In the data below, how many lines contain the string "flag"? Give only the number.

*** Opening Listed entries ***

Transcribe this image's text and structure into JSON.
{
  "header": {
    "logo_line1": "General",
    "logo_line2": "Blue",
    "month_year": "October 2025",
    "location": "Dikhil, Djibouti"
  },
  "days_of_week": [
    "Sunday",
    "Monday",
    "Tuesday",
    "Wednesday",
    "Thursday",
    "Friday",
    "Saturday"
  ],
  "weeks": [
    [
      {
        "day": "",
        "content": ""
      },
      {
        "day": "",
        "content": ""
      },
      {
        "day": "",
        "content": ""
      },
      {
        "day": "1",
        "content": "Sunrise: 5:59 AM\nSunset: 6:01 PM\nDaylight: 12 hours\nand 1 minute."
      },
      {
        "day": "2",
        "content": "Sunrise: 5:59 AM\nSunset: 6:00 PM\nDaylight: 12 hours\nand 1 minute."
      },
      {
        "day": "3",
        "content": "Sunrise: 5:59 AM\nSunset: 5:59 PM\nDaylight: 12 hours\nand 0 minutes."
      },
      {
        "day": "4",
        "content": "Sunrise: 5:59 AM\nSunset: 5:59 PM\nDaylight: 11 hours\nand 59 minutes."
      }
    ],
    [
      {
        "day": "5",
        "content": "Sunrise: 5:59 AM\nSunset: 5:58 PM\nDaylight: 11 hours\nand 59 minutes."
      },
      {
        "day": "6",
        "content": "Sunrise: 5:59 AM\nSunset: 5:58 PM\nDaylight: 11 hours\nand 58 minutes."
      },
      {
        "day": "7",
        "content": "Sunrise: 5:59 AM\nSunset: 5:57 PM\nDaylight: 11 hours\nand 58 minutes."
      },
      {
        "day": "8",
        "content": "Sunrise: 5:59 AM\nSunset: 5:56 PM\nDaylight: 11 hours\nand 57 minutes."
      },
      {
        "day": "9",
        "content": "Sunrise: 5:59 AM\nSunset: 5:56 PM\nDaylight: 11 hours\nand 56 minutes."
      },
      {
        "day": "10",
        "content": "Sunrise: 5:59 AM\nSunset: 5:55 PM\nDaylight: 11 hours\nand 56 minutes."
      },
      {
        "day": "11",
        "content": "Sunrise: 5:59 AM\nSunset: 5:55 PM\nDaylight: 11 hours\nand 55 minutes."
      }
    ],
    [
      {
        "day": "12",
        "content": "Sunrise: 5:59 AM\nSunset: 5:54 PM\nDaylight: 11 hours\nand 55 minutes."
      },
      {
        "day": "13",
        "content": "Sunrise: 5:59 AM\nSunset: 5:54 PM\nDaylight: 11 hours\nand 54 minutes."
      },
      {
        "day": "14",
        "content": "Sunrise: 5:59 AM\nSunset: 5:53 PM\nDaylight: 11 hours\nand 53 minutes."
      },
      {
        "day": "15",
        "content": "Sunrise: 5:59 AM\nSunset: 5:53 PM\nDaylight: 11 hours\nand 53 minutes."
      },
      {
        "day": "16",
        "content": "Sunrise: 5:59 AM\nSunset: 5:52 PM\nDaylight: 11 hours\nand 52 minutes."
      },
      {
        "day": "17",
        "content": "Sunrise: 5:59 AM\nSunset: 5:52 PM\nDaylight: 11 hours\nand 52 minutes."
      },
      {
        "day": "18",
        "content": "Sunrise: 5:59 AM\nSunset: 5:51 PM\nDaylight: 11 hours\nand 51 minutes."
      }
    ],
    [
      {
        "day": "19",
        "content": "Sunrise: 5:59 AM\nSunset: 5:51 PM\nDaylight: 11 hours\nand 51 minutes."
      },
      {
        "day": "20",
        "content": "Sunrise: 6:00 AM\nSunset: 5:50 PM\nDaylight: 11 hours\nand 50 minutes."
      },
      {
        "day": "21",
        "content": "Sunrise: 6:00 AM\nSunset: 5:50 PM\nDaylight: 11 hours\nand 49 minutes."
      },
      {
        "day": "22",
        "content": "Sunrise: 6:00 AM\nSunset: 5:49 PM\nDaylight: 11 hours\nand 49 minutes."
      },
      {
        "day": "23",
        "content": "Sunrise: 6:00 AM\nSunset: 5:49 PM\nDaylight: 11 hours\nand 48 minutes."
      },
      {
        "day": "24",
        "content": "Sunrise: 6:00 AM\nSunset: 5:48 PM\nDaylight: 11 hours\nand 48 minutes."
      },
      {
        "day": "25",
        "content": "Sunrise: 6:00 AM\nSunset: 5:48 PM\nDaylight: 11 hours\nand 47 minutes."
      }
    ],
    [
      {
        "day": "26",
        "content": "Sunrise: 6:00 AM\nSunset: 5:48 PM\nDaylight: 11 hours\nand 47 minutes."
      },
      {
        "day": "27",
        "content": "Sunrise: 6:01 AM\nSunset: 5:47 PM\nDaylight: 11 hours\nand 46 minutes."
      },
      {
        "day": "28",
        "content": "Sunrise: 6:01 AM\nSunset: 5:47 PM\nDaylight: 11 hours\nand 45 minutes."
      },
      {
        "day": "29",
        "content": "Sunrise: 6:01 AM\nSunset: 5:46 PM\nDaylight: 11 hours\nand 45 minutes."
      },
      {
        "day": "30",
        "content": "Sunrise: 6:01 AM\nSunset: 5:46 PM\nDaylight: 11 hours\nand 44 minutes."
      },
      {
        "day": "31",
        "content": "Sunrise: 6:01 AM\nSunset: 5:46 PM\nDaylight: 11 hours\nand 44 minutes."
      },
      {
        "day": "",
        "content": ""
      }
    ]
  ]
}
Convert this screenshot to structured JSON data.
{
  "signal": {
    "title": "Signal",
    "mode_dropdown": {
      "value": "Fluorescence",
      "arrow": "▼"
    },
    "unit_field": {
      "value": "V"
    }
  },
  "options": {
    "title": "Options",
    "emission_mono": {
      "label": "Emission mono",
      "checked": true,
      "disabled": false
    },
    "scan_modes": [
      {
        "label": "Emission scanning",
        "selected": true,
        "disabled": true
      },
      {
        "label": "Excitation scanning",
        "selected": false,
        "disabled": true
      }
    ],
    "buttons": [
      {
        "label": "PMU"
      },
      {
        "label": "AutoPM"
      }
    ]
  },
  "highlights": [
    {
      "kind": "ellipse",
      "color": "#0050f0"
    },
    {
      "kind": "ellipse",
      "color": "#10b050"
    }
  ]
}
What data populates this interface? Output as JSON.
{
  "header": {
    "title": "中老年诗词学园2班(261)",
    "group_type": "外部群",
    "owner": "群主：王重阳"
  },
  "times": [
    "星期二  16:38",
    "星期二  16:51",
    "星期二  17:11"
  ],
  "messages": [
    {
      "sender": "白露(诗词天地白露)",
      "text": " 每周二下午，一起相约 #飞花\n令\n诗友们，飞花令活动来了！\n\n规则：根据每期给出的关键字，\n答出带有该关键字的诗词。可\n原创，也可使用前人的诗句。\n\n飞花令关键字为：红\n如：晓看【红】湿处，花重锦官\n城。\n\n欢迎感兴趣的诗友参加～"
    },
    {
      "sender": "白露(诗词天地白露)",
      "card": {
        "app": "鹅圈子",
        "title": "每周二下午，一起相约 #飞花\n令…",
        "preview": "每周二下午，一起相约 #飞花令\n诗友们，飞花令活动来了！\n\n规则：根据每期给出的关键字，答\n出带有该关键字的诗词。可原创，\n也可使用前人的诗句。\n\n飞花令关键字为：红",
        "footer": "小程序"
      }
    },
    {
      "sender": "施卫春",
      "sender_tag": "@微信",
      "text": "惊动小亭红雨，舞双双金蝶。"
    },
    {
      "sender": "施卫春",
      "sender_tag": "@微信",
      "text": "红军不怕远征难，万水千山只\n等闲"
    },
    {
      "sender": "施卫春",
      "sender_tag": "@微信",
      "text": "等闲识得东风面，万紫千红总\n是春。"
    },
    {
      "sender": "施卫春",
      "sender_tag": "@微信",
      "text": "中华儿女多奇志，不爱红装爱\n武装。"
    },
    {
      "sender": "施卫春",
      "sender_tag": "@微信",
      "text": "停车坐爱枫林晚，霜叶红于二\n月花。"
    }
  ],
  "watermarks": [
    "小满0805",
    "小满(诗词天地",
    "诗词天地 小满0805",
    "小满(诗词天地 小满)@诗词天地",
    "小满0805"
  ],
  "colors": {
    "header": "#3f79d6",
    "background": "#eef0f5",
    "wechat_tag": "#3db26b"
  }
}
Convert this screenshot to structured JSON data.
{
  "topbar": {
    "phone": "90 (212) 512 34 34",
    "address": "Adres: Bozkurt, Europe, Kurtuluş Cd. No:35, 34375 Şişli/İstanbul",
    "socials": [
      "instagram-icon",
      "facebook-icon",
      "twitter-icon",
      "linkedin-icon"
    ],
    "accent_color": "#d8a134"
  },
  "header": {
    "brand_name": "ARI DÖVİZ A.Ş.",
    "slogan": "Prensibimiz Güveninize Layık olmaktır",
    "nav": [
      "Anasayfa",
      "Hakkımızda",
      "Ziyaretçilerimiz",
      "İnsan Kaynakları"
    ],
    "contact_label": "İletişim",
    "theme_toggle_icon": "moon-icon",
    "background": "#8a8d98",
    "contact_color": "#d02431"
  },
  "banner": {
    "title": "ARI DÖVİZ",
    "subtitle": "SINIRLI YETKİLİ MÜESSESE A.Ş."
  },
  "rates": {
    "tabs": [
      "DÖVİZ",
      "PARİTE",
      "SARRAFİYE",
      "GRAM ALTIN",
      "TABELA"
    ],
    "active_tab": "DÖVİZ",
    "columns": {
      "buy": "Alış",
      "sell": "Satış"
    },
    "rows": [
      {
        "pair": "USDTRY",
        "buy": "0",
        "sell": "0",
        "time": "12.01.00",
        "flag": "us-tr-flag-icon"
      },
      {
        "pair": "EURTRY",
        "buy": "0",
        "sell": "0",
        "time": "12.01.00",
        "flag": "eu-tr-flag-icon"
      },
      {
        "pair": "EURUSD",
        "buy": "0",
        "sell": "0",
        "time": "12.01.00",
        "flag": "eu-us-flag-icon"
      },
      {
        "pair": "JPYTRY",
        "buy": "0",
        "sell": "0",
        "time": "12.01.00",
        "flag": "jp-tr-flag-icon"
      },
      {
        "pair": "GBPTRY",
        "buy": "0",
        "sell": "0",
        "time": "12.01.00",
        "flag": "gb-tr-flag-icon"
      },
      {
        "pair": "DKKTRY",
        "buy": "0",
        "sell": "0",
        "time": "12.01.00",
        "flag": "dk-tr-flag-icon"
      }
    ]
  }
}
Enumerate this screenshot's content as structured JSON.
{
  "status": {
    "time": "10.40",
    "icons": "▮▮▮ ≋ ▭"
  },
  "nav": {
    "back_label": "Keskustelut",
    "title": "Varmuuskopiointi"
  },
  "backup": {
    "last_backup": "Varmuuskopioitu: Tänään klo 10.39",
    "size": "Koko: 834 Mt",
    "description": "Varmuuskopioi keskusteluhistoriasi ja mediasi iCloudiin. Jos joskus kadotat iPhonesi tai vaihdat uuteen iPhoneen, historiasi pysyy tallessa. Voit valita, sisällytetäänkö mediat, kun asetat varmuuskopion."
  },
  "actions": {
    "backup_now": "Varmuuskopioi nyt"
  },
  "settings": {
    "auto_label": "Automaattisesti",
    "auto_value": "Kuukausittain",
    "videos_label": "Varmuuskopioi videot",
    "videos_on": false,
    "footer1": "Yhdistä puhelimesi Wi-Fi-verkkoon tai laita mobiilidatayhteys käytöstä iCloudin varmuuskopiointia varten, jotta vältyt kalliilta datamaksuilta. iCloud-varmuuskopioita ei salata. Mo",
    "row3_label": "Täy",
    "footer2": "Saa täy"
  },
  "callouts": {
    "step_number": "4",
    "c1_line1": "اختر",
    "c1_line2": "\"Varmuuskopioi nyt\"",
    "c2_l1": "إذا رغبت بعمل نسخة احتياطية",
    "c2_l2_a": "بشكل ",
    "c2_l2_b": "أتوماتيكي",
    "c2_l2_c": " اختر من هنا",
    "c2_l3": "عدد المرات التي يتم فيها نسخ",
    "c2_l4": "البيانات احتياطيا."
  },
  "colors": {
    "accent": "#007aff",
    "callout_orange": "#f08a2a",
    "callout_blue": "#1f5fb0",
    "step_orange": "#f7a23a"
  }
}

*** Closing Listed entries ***

■ Result below
6